Task prompt:
Your job is to copy every line in the material containing the word "JSON".

Extracted material:
Segment Open

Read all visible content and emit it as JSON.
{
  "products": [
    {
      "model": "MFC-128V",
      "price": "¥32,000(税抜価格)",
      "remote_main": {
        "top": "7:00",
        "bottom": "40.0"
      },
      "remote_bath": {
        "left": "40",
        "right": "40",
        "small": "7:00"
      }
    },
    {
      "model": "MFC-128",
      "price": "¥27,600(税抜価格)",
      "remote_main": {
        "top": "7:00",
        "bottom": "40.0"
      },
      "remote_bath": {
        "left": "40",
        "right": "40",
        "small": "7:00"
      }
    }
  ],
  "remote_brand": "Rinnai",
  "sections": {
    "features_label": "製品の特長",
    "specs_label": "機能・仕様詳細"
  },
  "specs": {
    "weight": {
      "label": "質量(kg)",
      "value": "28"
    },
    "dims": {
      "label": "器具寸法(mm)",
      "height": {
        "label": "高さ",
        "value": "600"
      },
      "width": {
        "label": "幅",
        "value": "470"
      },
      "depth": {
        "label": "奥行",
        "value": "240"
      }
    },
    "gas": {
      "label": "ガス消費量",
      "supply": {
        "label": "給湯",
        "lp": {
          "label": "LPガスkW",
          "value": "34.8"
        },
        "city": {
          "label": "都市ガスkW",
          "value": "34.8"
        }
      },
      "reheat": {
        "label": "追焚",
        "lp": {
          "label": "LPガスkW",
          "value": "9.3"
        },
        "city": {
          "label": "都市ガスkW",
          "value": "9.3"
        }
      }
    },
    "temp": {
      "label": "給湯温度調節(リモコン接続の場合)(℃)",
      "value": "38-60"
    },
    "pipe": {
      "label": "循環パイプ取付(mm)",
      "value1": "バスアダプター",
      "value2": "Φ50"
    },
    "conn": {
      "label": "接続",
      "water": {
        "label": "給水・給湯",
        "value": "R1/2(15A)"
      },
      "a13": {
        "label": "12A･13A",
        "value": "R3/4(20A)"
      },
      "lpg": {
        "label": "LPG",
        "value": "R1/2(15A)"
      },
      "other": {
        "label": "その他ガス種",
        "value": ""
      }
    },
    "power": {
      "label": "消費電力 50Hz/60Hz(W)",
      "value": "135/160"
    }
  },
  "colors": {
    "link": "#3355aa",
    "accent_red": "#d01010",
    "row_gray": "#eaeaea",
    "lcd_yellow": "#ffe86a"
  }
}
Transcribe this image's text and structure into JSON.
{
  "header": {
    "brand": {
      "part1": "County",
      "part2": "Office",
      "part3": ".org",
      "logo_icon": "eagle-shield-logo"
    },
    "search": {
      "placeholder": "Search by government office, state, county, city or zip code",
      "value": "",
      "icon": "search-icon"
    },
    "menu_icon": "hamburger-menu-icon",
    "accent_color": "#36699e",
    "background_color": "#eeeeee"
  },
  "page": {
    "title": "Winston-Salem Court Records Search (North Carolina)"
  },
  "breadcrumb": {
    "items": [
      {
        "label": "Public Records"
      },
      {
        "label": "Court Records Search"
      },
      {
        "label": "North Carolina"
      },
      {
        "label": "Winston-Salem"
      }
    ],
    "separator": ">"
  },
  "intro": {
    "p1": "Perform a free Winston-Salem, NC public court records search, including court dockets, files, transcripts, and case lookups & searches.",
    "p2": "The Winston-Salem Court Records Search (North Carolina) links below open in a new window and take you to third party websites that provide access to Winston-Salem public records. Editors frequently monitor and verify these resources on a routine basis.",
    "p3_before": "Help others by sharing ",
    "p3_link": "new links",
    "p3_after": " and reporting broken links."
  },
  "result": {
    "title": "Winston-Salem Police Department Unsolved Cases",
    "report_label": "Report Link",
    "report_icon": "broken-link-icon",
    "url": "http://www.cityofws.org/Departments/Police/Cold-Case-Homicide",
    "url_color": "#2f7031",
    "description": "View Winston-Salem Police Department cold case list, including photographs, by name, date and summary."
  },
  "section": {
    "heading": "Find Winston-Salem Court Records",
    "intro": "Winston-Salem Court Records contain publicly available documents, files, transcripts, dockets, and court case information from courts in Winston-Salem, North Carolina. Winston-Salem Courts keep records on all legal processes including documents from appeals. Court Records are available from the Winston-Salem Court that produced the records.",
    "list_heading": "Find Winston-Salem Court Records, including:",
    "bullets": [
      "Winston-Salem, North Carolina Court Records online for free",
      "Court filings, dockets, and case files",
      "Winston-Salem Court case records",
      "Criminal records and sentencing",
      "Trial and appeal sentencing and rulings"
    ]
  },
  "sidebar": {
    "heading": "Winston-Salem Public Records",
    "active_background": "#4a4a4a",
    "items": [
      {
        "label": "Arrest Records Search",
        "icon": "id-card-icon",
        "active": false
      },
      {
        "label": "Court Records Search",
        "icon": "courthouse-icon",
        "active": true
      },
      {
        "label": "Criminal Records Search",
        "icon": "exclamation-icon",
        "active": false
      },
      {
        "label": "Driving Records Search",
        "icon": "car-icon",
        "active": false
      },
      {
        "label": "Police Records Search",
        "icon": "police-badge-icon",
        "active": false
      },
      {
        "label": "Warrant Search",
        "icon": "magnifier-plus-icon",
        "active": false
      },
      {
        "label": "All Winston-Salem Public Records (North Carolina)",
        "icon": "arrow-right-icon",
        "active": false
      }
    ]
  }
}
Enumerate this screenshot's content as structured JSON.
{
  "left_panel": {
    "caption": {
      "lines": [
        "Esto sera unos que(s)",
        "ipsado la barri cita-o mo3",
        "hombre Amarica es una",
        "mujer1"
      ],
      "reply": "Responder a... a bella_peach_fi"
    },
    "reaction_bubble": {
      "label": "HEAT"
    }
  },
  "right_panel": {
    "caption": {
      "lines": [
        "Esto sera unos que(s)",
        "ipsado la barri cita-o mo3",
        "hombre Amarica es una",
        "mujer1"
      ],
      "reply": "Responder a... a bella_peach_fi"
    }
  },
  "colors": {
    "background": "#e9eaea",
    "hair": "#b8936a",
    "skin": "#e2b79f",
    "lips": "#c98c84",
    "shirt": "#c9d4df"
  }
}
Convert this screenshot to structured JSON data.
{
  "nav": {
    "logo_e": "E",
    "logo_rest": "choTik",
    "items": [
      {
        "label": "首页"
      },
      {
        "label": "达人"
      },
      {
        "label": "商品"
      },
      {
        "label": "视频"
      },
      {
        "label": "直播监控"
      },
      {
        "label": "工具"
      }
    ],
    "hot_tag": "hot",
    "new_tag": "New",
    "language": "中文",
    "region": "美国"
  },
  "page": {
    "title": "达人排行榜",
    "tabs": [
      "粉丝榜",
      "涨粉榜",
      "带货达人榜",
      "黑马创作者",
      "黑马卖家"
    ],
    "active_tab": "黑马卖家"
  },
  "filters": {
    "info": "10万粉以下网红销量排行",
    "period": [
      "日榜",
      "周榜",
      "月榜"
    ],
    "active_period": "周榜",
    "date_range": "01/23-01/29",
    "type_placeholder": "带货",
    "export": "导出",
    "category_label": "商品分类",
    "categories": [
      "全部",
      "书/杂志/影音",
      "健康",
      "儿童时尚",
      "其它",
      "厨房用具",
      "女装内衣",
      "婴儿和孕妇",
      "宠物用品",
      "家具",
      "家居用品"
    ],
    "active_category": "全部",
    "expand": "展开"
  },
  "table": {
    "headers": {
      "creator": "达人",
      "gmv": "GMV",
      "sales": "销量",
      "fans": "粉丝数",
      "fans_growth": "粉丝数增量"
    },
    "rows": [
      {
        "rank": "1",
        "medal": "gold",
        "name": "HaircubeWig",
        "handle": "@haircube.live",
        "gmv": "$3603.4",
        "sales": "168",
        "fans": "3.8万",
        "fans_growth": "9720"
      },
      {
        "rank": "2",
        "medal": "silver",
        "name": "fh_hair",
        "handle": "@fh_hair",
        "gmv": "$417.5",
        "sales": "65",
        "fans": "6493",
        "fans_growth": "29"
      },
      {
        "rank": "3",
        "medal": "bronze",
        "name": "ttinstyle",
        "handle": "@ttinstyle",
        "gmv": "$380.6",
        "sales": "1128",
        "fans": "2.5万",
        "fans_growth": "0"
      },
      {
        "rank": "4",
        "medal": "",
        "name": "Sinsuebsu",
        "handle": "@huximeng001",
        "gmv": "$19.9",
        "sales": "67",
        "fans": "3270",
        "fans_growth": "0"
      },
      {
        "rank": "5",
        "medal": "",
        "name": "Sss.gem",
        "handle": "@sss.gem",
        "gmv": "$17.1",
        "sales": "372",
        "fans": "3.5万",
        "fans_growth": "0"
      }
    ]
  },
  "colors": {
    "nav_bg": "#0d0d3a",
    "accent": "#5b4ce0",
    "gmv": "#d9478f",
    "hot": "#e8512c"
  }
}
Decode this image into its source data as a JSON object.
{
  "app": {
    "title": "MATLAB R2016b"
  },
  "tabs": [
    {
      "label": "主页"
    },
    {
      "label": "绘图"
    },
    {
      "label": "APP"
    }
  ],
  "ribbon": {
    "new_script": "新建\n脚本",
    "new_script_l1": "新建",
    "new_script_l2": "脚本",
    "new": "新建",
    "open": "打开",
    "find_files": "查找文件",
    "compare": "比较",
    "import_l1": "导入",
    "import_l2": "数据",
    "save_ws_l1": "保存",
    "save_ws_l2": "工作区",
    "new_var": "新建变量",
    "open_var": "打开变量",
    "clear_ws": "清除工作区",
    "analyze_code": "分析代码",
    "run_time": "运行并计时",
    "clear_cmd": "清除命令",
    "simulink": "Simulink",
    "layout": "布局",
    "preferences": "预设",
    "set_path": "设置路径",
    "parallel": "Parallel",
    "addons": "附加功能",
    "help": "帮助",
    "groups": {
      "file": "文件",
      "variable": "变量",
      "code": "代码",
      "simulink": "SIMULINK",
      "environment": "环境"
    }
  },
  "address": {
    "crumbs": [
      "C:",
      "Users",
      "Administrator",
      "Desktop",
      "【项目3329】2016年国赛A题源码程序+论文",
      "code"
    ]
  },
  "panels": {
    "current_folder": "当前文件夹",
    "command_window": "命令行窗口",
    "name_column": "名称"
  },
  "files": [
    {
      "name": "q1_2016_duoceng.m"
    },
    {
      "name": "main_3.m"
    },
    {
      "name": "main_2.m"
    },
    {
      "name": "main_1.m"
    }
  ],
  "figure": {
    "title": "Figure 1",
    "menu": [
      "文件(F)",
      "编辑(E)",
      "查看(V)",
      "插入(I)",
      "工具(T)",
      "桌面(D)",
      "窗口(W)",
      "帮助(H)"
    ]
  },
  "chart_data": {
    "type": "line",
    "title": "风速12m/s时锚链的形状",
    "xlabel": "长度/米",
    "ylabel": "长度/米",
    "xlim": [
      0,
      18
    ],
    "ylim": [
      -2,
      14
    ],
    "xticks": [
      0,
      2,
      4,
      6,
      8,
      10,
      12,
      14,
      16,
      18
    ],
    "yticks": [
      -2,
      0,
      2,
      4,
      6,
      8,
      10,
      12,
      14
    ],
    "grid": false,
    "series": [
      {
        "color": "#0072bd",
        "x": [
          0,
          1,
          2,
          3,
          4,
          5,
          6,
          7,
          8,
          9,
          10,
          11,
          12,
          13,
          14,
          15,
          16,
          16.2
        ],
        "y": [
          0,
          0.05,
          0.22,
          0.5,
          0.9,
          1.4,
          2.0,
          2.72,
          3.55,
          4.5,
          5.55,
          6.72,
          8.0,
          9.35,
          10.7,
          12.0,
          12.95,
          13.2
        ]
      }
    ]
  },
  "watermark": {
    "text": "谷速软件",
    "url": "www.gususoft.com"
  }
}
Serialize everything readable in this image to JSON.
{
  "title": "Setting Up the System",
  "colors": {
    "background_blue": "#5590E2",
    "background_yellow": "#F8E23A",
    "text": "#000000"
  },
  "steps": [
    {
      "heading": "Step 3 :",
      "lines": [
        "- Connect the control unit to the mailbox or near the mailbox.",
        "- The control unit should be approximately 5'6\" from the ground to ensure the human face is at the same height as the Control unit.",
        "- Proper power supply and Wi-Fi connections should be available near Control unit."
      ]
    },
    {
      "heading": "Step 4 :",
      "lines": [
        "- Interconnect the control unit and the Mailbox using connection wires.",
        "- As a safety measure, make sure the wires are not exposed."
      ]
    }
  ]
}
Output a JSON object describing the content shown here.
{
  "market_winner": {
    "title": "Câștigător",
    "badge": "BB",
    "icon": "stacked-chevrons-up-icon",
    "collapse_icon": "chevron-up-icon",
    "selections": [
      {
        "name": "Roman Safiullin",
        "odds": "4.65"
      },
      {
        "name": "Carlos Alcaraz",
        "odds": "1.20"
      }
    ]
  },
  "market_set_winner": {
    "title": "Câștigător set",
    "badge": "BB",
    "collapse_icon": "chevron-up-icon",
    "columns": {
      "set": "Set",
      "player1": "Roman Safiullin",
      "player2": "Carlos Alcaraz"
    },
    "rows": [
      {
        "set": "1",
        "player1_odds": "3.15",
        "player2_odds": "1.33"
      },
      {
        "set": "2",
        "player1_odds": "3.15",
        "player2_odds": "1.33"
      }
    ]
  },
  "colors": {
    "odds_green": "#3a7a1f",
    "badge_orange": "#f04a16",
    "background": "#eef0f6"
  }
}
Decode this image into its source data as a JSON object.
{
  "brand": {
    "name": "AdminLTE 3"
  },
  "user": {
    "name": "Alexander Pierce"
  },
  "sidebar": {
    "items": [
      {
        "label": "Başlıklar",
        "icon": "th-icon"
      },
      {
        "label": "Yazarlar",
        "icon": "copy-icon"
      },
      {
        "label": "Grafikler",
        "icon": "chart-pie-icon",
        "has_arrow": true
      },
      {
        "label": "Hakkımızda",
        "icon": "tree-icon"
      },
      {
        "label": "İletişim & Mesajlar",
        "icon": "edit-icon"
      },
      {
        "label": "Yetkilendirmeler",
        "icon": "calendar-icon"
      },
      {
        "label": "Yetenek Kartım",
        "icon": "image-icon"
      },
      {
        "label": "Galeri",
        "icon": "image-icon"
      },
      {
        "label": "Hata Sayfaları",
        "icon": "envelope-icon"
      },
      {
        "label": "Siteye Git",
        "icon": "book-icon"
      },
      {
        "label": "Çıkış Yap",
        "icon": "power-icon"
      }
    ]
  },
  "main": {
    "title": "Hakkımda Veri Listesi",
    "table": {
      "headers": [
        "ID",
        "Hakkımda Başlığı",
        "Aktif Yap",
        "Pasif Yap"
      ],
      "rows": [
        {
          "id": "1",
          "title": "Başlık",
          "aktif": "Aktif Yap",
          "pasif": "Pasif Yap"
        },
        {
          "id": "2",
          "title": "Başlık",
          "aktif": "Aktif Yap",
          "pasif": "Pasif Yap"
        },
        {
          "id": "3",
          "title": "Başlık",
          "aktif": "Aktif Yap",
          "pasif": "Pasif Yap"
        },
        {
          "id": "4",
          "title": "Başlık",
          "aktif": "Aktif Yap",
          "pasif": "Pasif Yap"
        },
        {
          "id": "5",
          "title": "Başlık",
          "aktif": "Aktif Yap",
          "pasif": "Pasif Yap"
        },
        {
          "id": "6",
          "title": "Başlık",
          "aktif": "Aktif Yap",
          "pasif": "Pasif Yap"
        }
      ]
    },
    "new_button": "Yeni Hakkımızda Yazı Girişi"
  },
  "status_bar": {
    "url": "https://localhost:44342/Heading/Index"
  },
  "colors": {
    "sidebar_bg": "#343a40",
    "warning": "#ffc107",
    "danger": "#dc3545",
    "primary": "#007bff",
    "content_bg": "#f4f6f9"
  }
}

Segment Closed

Finished task:
Read all visible content and emit it as JSON.
Transcribe this image's text and structure into JSON.
Enumerate this screenshot's content as structured JSON.
Convert this screenshot to structured JSON data.
Decode this image into its source data as a JSON object.
Serialize everything readable in this image to JSON.
Output a JSON object describing the content shown here.
Decode this image into its source data as a JSON object.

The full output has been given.